Although I’ve seen this countless times before, I just couldn’t believe that a giant like Toys “R” Us would risk their future by not rebuilding their foundation with a digital-first approach. Especially considering the likes of Amazon and eBay who are pretty much after every single market available.
Curiosity got the better of me and I thought I’d check Google trends to see how the two brands were stacking up against each other.
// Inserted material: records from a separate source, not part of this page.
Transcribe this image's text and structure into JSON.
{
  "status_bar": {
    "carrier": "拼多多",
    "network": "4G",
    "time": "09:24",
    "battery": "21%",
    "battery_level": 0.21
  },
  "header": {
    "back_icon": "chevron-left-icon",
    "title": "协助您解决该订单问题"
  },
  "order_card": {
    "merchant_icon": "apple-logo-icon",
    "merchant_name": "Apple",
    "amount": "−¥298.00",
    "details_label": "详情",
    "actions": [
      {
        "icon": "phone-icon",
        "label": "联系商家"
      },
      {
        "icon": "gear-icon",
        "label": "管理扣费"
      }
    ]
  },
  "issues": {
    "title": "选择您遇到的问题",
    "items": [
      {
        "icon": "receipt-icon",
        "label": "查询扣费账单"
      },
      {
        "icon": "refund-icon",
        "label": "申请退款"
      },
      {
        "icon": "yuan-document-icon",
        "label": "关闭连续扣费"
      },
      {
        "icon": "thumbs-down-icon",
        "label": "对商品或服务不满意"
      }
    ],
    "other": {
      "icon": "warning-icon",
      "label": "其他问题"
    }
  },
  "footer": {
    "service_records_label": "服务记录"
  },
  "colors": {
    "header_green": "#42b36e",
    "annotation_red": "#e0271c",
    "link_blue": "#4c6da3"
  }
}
I wasn’t surprised to see Smyth’s growing success or how much ground they had covered to catch up with Toys “R” Us in the UK. As a brand they look set to overtake the toy giant this Christmas.
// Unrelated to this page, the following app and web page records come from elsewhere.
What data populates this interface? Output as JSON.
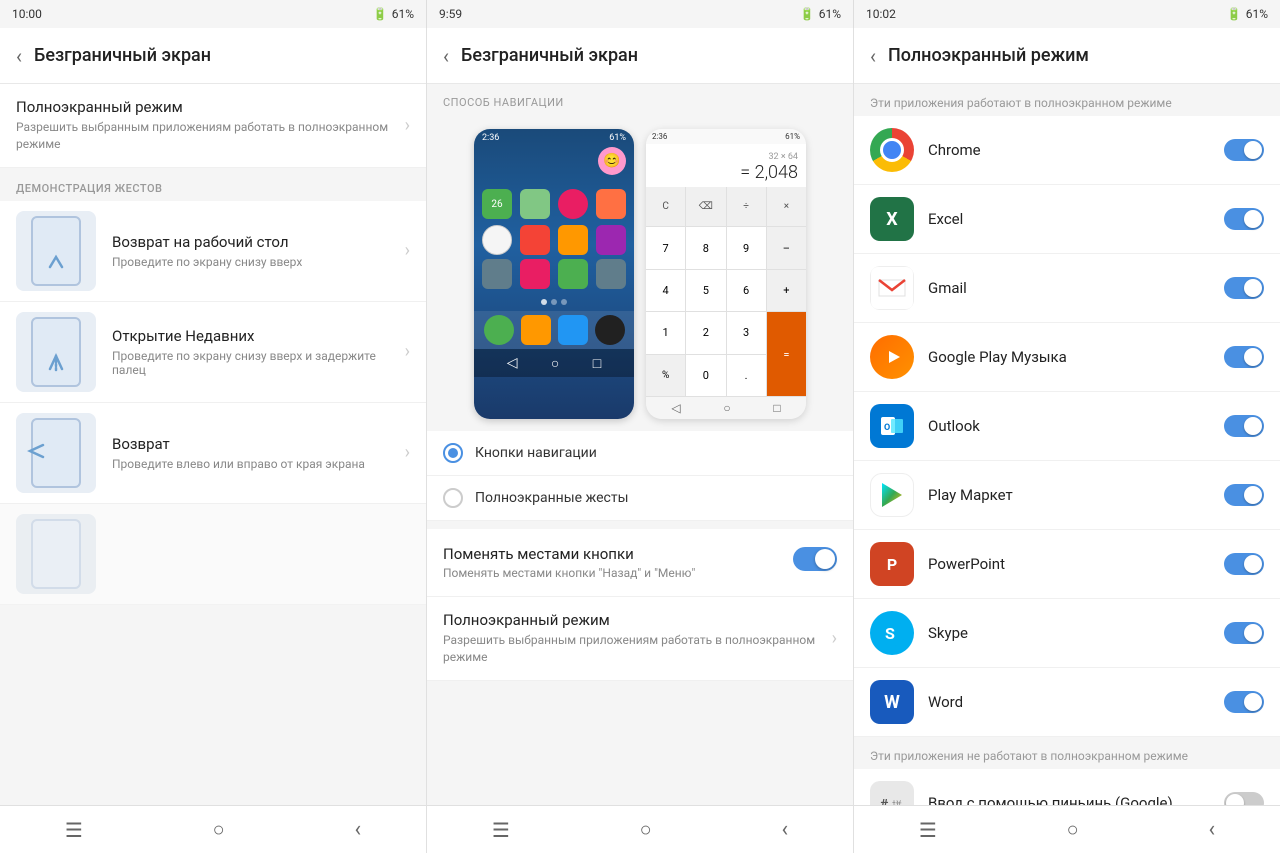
{
  "statusBars": [
    {
      "time": "10:00",
      "battery": "61%",
      "id": "panel1"
    },
    {
      "time": "9:59",
      "battery": "61%",
      "id": "panel2"
    },
    {
      "time": "10:02",
      "battery": "61%",
      "id": "panel3"
    }
  ],
  "panel1": {
    "title": "Безграничный экран",
    "fullscreenItem": {
      "title": "Полноэкранный режим",
      "subtitle": "Разрешить выбранным приложениям работать в полноэкранном режиме"
    },
    "gestureSectionLabel": "ДЕМОНСТРАЦИЯ ЖЕСТОВ",
    "gestures": [
      {
        "title": "Возврат на рабочий стол",
        "desc": "Проведите по экрану снизу вверх",
        "type": "home"
      },
      {
        "title": "Открытие Недавних",
        "desc": "Проведите по экрану снизу вверх и задержите палец",
        "type": "recent"
      },
      {
        "title": "Возврат",
        "desc": "Проведите влево или вправо от края экрана",
        "type": "back"
      }
    ]
  },
  "panel2": {
    "title": "Безграничный экран",
    "navSectionLabel": "СПОСОБ НАВИГАЦИИ",
    "phoneTime": "2:36",
    "calcResult": "= 2,048",
    "calcRow1": [
      "32",
      "×",
      "64"
    ],
    "calcButtons": [
      "C",
      "⌫",
      "÷",
      "×",
      "7",
      "8",
      "9",
      "–",
      "4",
      "5",
      "6",
      "+",
      "1",
      "2",
      "3",
      "=",
      "%",
      "0",
      ".",
      "="
    ],
    "navOptions": [
      {
        "label": "Кнопки навигации",
        "selected": true
      },
      {
        "label": "Полноэкранные жесты",
        "selected": false
      }
    ],
    "swapToggle": {
      "title": "Поменять местами кнопки",
      "subtitle": "Поменять местами кнопки \"Назад\" и \"Меню\"",
      "on": true
    },
    "fullscreenItem": {
      "title": "Полноэкранный режим",
      "subtitle": "Разрешить выбранным приложениям работать в полноэкранном режиме"
    }
  },
  "panel3": {
    "title": "Полноэкранный режим",
    "fullscreenAppsLabel": "Эти приложения работают в полноэкранном режиме",
    "apps": [
      {
        "name": "Chrome",
        "type": "chrome",
        "enabled": true
      },
      {
        "name": "Excel",
        "type": "excel",
        "enabled": true
      },
      {
        "name": "Gmail",
        "type": "gmail",
        "enabled": true
      },
      {
        "name": "Google Play Музыка",
        "type": "gplay",
        "enabled": true
      },
      {
        "name": "Outlook",
        "type": "outlook",
        "enabled": true
      },
      {
        "name": "Play Маркет",
        "type": "playmarket",
        "enabled": true
      },
      {
        "name": "PowerPoint",
        "type": "ppt",
        "enabled": true
      },
      {
        "name": "Skype",
        "type": "skype",
        "enabled": true
      },
      {
        "name": "Word",
        "type": "word",
        "enabled": true
      }
    ],
    "notFullscreenLabel": "Эти приложения не работают в полноэкранном режиме",
    "notFullscreenApps": [
      {
        "name": "Ввод с помощью пиньинь (Google)",
        "type": "pinyin",
        "enabled": false
      }
    ]
  },
  "bottomNav": {
    "menu": "☰",
    "home": "○",
    "back": "‹"
  }
}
Earlier I mentioned how I had seen Smyth’s advertising a lot recently and how their ad stuck in my mind and it occurred to me that they had nailed their ad! As a toy store, their ad strikes the perfect balance between marketing and storytelling. The song for the ad, “if I were a toy” (a remix of Beyonce’s “If I were a boy”) is catchy and tells the story of a boy describing all the things he would do if he were a toy. What is truly magical about this ad is that it breaks all gender stereotypes. One second he’s flying through space, then he’s the queen of the land before hopping into the Millennium Falcon and flying through a city made from Lego. It captures the magic of being a child perfectly and does it in an almost Disney like way.
The Toys “R” Us ad, on the other hand, feels outdated and uninspiring with the same old theme song.
Pulling up both youtube pages right away shows the success of the Smyths brand. Their 2016 ad has over 6million views. Which is very impressive considering the infamous John Lewis ad has 18 million views but is highly promoted. Their page has over 117 thousand subscribers versus Toys “R” Us’ 18.6 thousand.
User Journey Analysis
Going back to what I know best, I thought I’d do a visual guide of the two user journeys.
Toys “R” Us User Journey
No indication of whether the stock was available in store.
Apparently, there are 52 stores near me.
No indication of store opening times.
Smyths User Journey
Within one step I’m aware that the stock is available.
Nice little touch with store location and opening times.
The experience at Toys “R” Us wasn’t completely terrible. Had I picked a toy that was available for click and collect, I may not have even felt the need to write this article. However, I did and naturally went through the user experience. It wasn’t a planned experience so that I could write an article at the end of it. All of the above happened and I decided that rather than let it slide, I should write an article and hope that someone at Toys “R” Us picks it up.
The trends graph doesn’t show a sudden jump in Smyths success, it shows gradual growth. Just like my experience won’t lead to a sudden drop for Toys “R” Us but it does suggest a steady decline (as supported by their brand graph). The marketing will play a part in their success but equally, so will the user experience.
There are also subtle differences that will affect Toys “R” Us such as delivery charges for products under £29.99. Whereas Smyths charge delivery for products under £20.00.
What does all of this mean? It means that even if only 10% of product stock can’t be checked online, then that’s potentially up to 10% lost customers. Similarly, if even 20% of customers are more inspired by Smyths ad then that’s potentially a further 20% moving to Smyths. Maybe these numbers are a bit inflated, but if you start adding up the percentages, you start hitting numbers that will eventually be felt at a financial level.
Luckily, in this instance it wasn’t peak season so I had the time to make calls, wait in store and collect a few days later, but had this been mid-December I definitely wouldn’t have waited.
(Link to the Smyths “If I were a toy” ad)